▶ WORK ITEM
Pick each line that has "true" out of the records.

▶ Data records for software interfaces
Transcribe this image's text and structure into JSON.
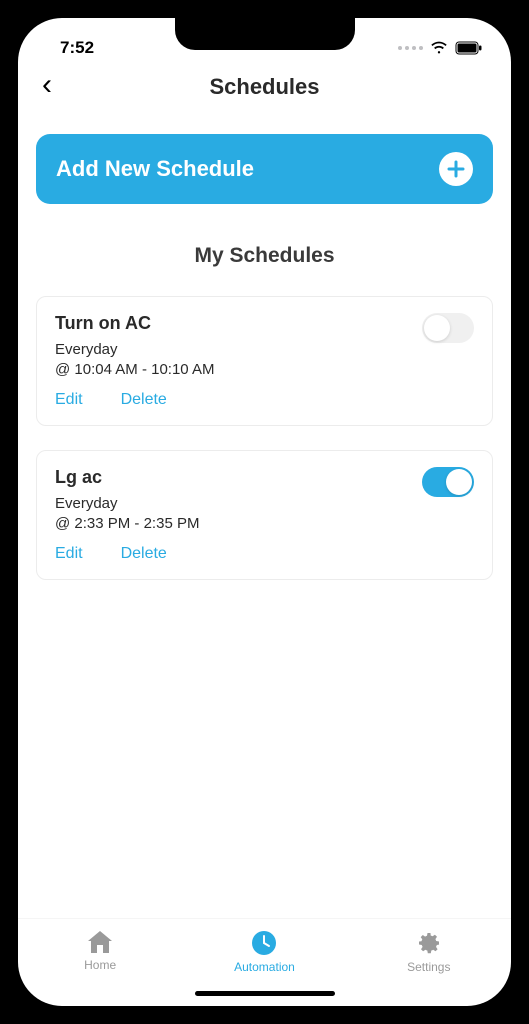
{
  "status": {
    "time": "7:52"
  },
  "nav": {
    "title": "Schedules"
  },
  "add_btn": {
    "label": "Add New Schedule"
  },
  "section": {
    "title": "My Schedules"
  },
  "schedules": [
    {
      "title": "Turn on AC",
      "repeat": "Everyday",
      "time": "@ 10:04 AM - 10:10 AM",
      "edit": "Edit",
      "delete": "Delete",
      "enabled": false
    },
    {
      "title": "Lg ac",
      "repeat": "Everyday",
      "time": "@ 2:33 PM - 2:35 PM",
      "edit": "Edit",
      "delete": "Delete",
      "enabled": true
    }
  ],
  "tabs": {
    "home": "Home",
    "automation": "Automation",
    "settings": "Settings"
  },
  "colors": {
    "accent": "#29abe2"
  }
}
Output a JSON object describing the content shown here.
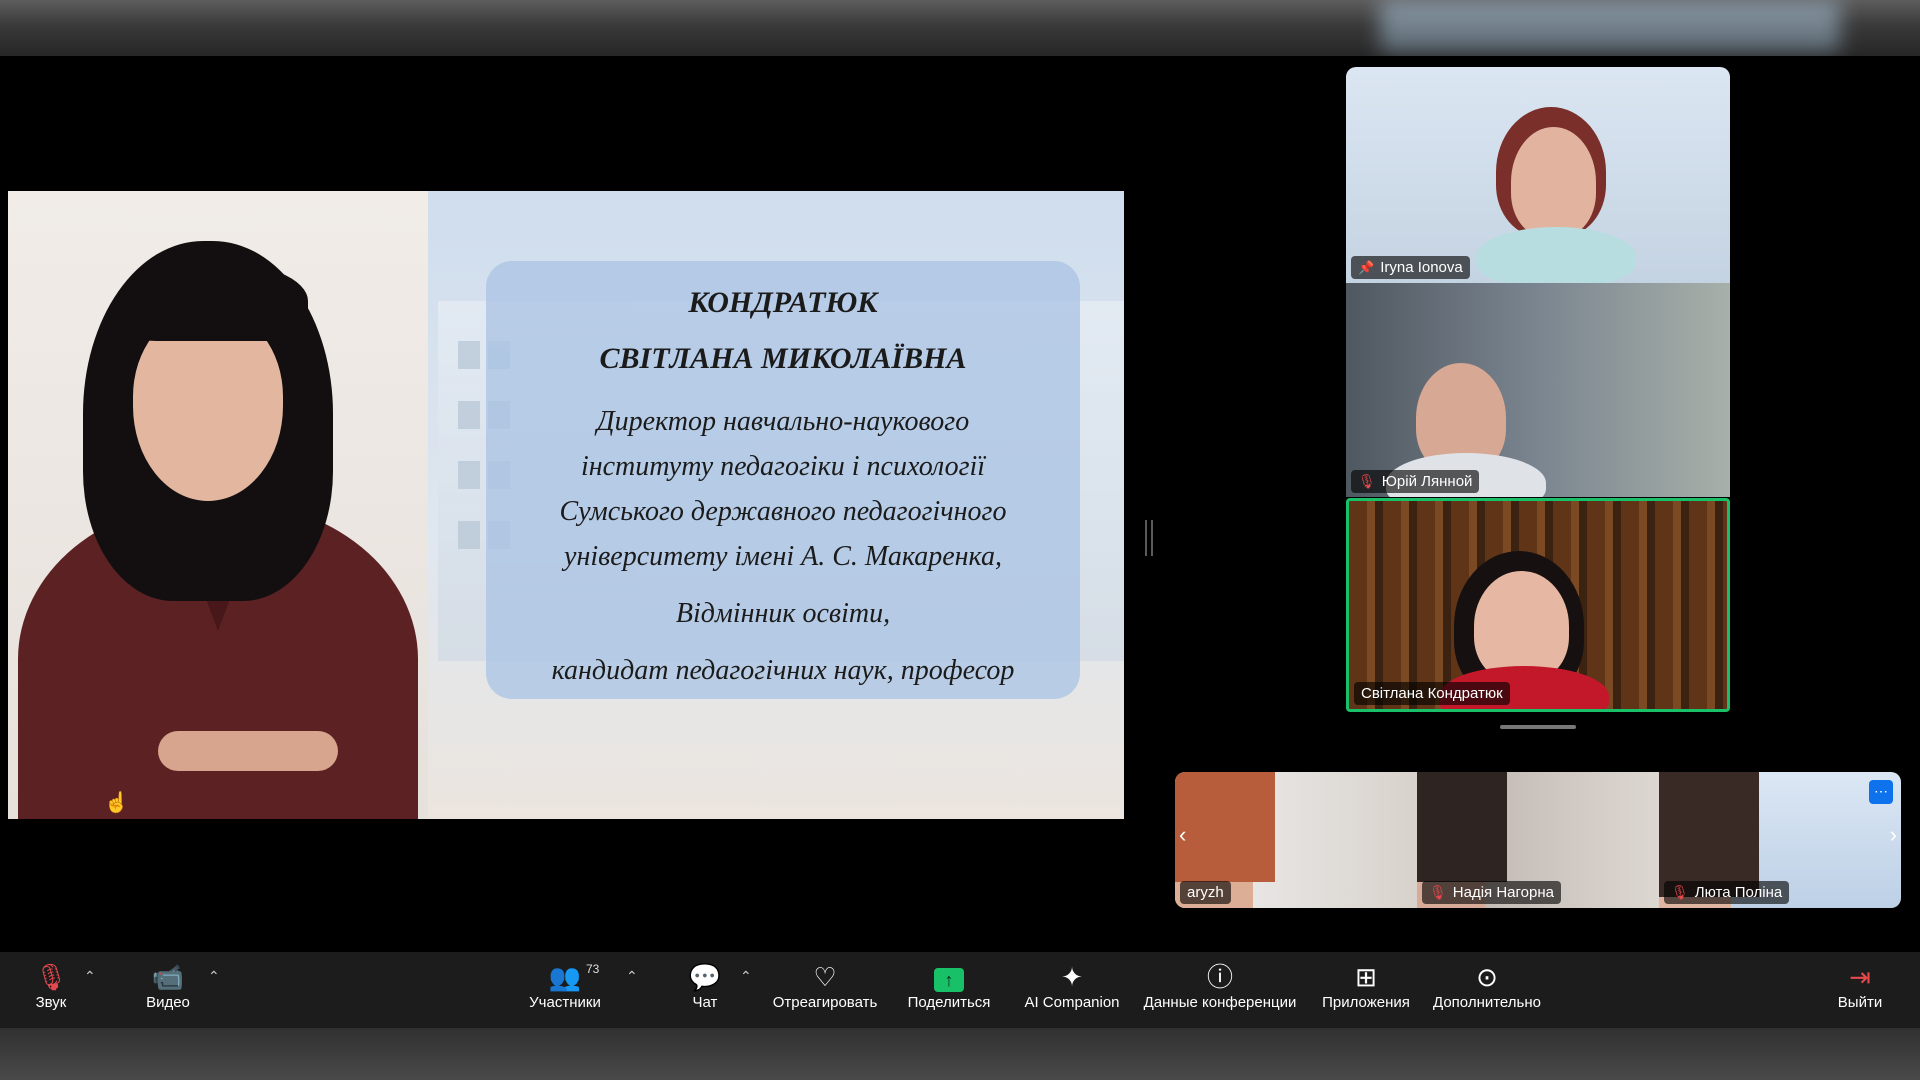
{
  "slide": {
    "surname": "КОНДРАТЮК",
    "given_names": "СВІТЛАНА МИКОЛАЇВНА",
    "line1": "Директор навчально-наукового",
    "line2": "інституту педагогіки і психології",
    "line3": "Сумського державного педагогічного",
    "line4": "університету імені А. С. Макаренка,",
    "line5": "Відмінник освіти,",
    "line6": "кандидат педагогічних наук, професор"
  },
  "participants": {
    "speaker_tiles": [
      {
        "name": "Iryna Ionova",
        "muted": false,
        "pinned": true
      },
      {
        "name": "Юрій Лянной",
        "muted": true,
        "pinned": false
      },
      {
        "name": "Світлана Кондратюк",
        "muted": false,
        "pinned": false,
        "active_speaker": true
      }
    ],
    "strip_tiles": [
      {
        "name": "aryzh",
        "muted": false
      },
      {
        "name": "Надія Нагорна",
        "muted": true
      },
      {
        "name": "Люта Поліна",
        "muted": true
      }
    ]
  },
  "toolbar": {
    "audio": "Звук",
    "video": "Видео",
    "participants": "Участники",
    "participants_count": "73",
    "chat": "Чат",
    "react": "Отреагировать",
    "share": "Поделиться",
    "ai_companion": "AI Companion",
    "meeting_info": "Данные конференции",
    "apps": "Приложения",
    "more": "Дополнительно",
    "leave": "Выйти"
  },
  "colors": {
    "active_speaker_border": "#18c167",
    "share_green": "#18c167",
    "muted_red": "#e5484d",
    "toolbar_bg": "#1c1c1c"
  },
  "icons": [
    "mic-muted-icon",
    "video-icon",
    "participants-icon",
    "chat-icon",
    "heart-icon",
    "share-screen-icon",
    "ai-sparkle-icon",
    "info-icon",
    "apps-icon",
    "more-icon",
    "leave-icon",
    "pin-icon"
  ]
}
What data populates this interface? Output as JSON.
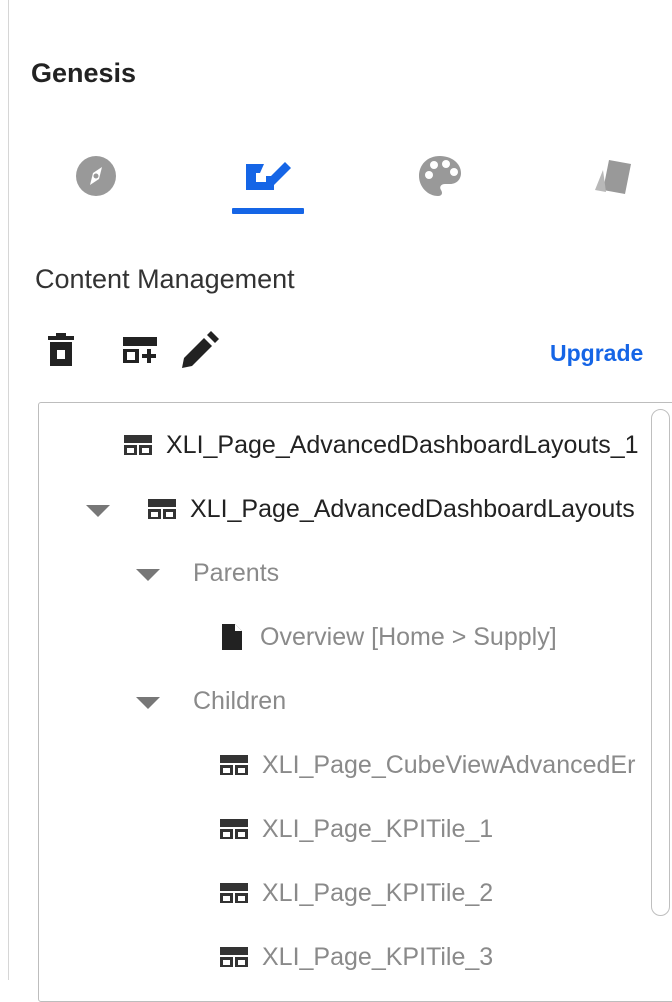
{
  "app": {
    "title": "Genesis"
  },
  "tabs": [
    {
      "name": "explore",
      "icon": "compass-icon",
      "active": false
    },
    {
      "name": "content",
      "icon": "content-edit-icon",
      "active": true
    },
    {
      "name": "theme",
      "icon": "palette-icon",
      "active": false
    },
    {
      "name": "cards",
      "icon": "cards-icon",
      "active": false
    }
  ],
  "section": {
    "title": "Content Management"
  },
  "toolbar": {
    "delete_icon": "trash-icon",
    "add_icon": "add-layout-icon",
    "edit_icon": "pencil-icon",
    "upgrade_label": "Upgrade"
  },
  "tree": {
    "items": [
      {
        "label": "XLI_Page_AdvancedDashboardLayouts_1",
        "icon": "layout-page-icon",
        "expanded": null
      },
      {
        "label": "XLI_Page_AdvancedDashboardLayouts",
        "icon": "layout-page-icon",
        "expanded": true
      },
      {
        "label": "Parents",
        "icon": null,
        "expanded": true
      },
      {
        "label": "Overview [Home > Supply]",
        "icon": "document-icon",
        "expanded": null
      },
      {
        "label": "Children",
        "icon": null,
        "expanded": true
      },
      {
        "label": "XLI_Page_CubeViewAdvancedEr",
        "icon": "layout-page-icon",
        "expanded": null
      },
      {
        "label": "XLI_Page_KPITile_1",
        "icon": "layout-page-icon",
        "expanded": null
      },
      {
        "label": "XLI_Page_KPITile_2",
        "icon": "layout-page-icon",
        "expanded": null
      },
      {
        "label": "XLI_Page_KPITile_3",
        "icon": "layout-page-icon",
        "expanded": null
      }
    ]
  },
  "colors": {
    "accent": "#1565e6",
    "icon_gray": "#999999",
    "icon_dark": "#222222",
    "muted_text": "#8a8a8a"
  }
}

▶ ANSWER
      "enabled": true
        "pinned": true
        "muted": true,
        "active_speaker": true
        "muted": true
        "muted": true
      "active": true
        "expanded": true
        "expanded": true
        "expanded": true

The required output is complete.